One of the best serials ever made, Spy Smasher has managed to find favor even among non-serial aficionados. Like his fellow masked avenger, Batman, Spy Smasher possessed no super-human powers but was a mere mortal of flesh and blood.

In brief, Spy Smasher, alias Alan Armstrong (Kane Richmond, and his twin brother Jack (also Richmond) pursue a nefarious German agent known only as The Mask (Hans Schumm). Witney and screenwriters Ronald Davidson, Norman S. Hall, Joseph Poland, William Lively and Joseph O’Donnell imbued their hero with a dark uniform very similar to the one he wore in the comics, but added a fancy belt decorated with a large “V” for “Victory” and the morse code symbol for the letter, three dots and a dash. The coup de grace, so to speak, was Mort Glickman’s signature score adapted from Beethoven’s Fifth Symphony. Read More »

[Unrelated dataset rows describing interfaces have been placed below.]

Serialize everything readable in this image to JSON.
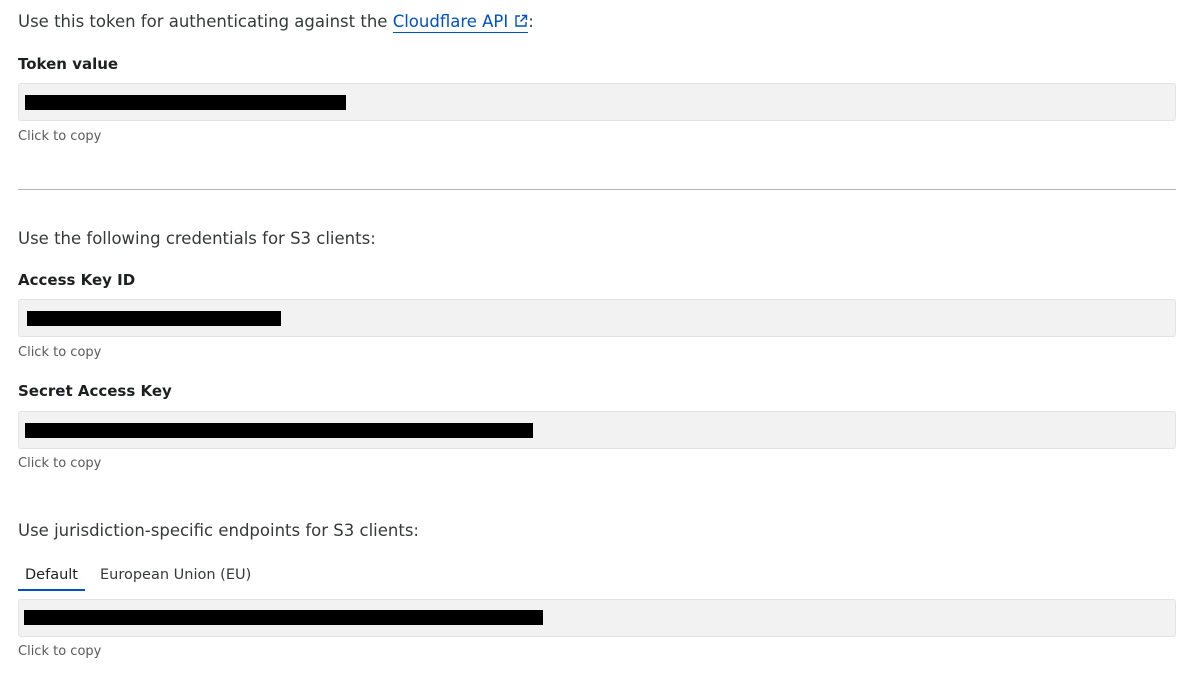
{
  "api_section": {
    "intro_prefix": "Use this token for authenticating against the ",
    "link_text": "Cloudflare API",
    "intro_suffix": ":",
    "token_label": "Token value",
    "copy_hint": "Click to copy"
  },
  "s3_section": {
    "intro": "Use the following credentials for S3 clients:",
    "access_key_label": "Access Key ID",
    "access_key_hint": "Click to copy",
    "secret_key_label": "Secret Access Key",
    "secret_key_hint": "Click to copy"
  },
  "endpoints_section": {
    "intro": "Use jurisdiction-specific endpoints for S3 clients:",
    "tabs": [
      {
        "label": "Default",
        "active": true
      },
      {
        "label": "European Union (EU)",
        "active": false
      }
    ],
    "copy_hint": "Click to copy"
  },
  "colors": {
    "link": "#0051c3",
    "field_bg": "#f2f2f2",
    "redaction": "#000000"
  }
}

Ray Enright – Kansas Raiders (1950)

Having previously played Billy the Kid, Audie Murphy assumes the role of Jesse James in Kansas Raiders. The plot finds Jesse and his brother Frank, together with the Younger Brothers joining Quantrell’s Raiders. Idolizing Quantrell, Jesse believes that his hero’s mission — to save the Confederacy by sacking Kansas — is just. Only when it is too late does Jesse discover that Quantrell is little more than a bloodthirsty mercenary. The James and Younger Brothers are depicted as innocent dupes of a madman, which isn’t surprising considering how often Hollywood has whitewashed Jesse and Frank in other films.

~ Hal Erickson, All Movie Guide Read More »